Richmond was founded in 1071 and became the centrepiece of the very substantial grant of land and privileges given to Count Alan of Brittany in recognition of his services to King William and which later became known as The Honour of Richmond.
The quantity of records reflects the significance of the town and all kinds of administrative, ecclesiastical, legal, financial and judicial affairs which were conducted within its walls.
The earliest official records cover the administration of ecclesiastical and civilian affairs, and relate to the town itself, and the surrounding area that went with it. This consisted of open fields, upland pasture, woods and watercourses, all of which were regulated according to those who had rights and responsibilities. This information survives in the form of parish records created by the church; series of corporation, borough (urban) and rural district council records; and, from 1974, the records of Richmondshire District Council.
At the North Yorkshire County Record Office, we hold the very extensive archival collection of the Dundas family, for which our reference is ZNK. The bulk of the collection has been catalogued in some detail. The family’s connections with the Richmond area began in the 18th century, when Sir Lawrence Dundas purchased the Aske and Richmond estates in 1763. Much of the collection consists of title deeds and leases: the family purchased estates not just at Aske and Richmond but also in the eastern part of the North Riding, in the Loftus and Marske area usually known as Cleveland. As well as landed estates, the family had many business interests, and individual members had military, naval and political careers.
Richmond records can also be found in larger, county wide collections of the former North Riding of Yorkshire, such as the North Riding Quarter Sessions and the North Riding Register of Deeds.

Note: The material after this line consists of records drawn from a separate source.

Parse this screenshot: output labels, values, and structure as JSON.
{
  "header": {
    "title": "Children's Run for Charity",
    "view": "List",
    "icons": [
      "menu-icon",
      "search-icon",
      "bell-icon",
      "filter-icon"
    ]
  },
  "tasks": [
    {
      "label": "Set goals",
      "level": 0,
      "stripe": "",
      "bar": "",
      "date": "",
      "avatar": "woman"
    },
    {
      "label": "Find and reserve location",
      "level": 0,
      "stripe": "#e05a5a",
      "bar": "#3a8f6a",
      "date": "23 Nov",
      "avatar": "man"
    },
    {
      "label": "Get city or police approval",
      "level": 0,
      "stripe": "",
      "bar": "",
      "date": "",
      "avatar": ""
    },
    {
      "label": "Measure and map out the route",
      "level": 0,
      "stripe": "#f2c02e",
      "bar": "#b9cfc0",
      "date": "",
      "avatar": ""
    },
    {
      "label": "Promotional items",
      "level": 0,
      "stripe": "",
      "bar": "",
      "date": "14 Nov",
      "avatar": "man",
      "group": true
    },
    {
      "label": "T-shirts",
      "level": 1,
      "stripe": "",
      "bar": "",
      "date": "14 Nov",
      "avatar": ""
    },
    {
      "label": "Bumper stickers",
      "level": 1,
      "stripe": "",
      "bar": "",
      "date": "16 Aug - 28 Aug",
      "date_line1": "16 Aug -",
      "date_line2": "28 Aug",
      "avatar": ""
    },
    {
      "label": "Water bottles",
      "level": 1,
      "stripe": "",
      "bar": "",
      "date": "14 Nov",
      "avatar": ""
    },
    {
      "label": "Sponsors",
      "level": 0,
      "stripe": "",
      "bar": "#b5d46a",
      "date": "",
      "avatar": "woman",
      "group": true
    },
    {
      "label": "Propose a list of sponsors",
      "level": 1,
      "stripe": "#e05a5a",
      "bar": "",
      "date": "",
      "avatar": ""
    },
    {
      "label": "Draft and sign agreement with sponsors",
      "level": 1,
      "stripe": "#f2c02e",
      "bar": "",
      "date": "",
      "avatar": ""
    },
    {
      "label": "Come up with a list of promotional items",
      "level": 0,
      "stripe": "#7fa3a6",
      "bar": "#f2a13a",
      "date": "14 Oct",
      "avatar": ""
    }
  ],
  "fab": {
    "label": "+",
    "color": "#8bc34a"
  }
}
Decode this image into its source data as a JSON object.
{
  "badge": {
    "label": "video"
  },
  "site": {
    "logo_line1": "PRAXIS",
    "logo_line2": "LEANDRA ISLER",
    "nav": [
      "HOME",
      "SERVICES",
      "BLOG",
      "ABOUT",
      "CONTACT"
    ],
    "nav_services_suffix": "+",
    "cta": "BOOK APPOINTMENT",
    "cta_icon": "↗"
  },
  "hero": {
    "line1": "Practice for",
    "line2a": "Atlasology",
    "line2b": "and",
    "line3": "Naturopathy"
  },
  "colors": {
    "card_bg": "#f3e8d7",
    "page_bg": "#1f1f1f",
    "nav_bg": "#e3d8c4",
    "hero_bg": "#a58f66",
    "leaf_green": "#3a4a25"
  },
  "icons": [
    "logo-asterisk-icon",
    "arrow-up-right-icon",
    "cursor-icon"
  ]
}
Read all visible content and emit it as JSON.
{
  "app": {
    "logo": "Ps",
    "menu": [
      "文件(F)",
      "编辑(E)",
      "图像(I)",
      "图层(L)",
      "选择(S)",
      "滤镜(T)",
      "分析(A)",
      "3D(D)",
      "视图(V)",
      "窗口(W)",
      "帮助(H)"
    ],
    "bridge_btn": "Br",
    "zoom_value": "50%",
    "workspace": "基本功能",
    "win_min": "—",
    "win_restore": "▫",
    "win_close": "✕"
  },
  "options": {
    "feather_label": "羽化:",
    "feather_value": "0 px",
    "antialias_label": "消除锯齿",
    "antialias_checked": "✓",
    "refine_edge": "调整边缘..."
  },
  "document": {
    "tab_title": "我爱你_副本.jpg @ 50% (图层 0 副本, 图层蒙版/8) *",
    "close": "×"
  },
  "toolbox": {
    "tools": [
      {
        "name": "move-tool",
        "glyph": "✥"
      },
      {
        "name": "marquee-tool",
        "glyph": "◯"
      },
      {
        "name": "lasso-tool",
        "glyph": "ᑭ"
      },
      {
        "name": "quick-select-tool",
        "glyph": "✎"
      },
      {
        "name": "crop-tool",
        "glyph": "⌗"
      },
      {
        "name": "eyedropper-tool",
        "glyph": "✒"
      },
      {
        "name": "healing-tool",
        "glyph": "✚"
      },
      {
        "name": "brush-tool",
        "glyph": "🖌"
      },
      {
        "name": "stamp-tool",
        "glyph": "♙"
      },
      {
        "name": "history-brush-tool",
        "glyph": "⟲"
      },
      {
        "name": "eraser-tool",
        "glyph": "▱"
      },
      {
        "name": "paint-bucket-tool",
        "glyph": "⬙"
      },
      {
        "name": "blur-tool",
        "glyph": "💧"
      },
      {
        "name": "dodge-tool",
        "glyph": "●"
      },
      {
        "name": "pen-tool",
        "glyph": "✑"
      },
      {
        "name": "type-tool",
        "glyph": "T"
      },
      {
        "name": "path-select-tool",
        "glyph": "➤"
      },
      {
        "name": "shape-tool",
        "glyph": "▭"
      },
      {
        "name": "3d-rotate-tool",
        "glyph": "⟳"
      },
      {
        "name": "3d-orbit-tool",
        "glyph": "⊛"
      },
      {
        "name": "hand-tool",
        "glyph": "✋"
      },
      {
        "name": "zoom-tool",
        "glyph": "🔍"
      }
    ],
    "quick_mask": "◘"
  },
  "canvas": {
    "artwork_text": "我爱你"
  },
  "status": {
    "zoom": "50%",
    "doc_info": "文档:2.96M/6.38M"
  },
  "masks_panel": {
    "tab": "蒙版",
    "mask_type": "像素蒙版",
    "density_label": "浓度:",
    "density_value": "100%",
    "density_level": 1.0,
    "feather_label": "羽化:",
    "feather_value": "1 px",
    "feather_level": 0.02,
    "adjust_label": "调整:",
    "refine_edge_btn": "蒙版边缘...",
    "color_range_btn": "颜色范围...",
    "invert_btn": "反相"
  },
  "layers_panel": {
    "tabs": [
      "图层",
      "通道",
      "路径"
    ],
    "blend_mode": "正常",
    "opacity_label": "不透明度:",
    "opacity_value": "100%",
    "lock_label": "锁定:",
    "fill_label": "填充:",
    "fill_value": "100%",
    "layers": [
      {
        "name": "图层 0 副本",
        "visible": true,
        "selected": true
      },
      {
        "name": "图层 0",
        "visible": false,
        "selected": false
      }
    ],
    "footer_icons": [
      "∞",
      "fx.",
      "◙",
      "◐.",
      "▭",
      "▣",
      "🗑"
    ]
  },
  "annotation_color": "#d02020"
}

Next time in Focus on Richmond – Part 2 we will be looking at Parish records